What number of lines in the material contain the word "time"? Give that number alone.

——

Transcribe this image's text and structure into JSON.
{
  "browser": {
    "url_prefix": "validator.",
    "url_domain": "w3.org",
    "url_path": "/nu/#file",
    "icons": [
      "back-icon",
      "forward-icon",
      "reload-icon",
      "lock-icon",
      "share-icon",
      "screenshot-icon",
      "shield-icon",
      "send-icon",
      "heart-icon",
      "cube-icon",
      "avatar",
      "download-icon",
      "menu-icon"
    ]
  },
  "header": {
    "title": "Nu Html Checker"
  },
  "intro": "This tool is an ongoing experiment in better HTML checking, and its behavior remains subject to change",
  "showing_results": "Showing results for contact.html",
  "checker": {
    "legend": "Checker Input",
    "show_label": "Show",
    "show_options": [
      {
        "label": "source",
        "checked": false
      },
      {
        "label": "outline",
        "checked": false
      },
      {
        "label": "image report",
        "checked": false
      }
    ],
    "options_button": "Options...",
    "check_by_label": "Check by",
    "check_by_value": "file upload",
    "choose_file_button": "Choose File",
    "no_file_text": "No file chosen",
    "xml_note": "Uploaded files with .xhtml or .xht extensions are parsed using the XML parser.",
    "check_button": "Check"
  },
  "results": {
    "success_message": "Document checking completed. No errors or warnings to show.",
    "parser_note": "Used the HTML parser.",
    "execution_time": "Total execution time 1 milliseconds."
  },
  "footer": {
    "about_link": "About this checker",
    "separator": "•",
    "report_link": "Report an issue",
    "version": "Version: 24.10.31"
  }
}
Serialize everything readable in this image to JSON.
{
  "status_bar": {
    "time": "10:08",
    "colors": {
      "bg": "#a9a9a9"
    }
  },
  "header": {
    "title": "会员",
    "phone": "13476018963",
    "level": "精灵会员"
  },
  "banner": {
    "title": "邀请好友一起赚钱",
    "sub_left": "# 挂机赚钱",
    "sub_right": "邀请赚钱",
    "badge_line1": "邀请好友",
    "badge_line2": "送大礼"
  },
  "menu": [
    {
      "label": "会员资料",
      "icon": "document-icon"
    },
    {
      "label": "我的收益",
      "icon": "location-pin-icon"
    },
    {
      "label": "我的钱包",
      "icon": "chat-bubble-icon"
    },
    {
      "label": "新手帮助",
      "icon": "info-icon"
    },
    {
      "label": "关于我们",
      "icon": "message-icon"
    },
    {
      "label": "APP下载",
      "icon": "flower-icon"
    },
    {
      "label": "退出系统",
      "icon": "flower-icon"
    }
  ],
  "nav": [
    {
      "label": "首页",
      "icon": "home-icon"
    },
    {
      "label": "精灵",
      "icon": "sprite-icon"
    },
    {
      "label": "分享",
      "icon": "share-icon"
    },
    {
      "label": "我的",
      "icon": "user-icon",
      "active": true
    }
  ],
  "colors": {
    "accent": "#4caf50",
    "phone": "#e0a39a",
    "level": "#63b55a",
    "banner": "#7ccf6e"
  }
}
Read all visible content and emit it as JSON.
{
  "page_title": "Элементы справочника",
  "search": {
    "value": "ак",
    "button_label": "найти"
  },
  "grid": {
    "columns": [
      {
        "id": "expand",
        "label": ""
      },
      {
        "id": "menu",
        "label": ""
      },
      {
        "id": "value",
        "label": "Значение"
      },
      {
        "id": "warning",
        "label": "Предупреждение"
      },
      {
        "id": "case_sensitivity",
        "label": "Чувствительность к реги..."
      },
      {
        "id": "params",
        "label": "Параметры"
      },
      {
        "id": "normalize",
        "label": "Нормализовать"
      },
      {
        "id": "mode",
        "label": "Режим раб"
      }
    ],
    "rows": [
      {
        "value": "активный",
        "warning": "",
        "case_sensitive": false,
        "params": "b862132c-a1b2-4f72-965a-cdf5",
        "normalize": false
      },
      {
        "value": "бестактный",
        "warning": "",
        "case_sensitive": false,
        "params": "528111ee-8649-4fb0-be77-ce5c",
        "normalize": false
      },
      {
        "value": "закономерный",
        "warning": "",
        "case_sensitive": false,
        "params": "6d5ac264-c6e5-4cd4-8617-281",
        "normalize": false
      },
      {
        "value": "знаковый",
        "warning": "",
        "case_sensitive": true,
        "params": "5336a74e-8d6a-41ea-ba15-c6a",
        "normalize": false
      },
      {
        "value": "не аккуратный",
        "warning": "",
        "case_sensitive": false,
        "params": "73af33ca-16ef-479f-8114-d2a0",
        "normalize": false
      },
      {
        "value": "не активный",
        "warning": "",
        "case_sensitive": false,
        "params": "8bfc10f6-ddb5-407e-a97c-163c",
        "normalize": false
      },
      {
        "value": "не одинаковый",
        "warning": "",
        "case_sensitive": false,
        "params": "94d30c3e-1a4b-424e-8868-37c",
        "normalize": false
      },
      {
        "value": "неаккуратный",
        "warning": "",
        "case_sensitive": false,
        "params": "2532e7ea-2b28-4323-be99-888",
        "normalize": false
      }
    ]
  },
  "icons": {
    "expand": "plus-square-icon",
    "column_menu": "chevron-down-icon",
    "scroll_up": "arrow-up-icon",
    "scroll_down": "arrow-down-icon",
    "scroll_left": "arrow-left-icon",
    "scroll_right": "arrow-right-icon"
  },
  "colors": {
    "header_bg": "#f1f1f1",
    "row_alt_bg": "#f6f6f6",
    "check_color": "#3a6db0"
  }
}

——

**RESULT FOR THIS TASK**
2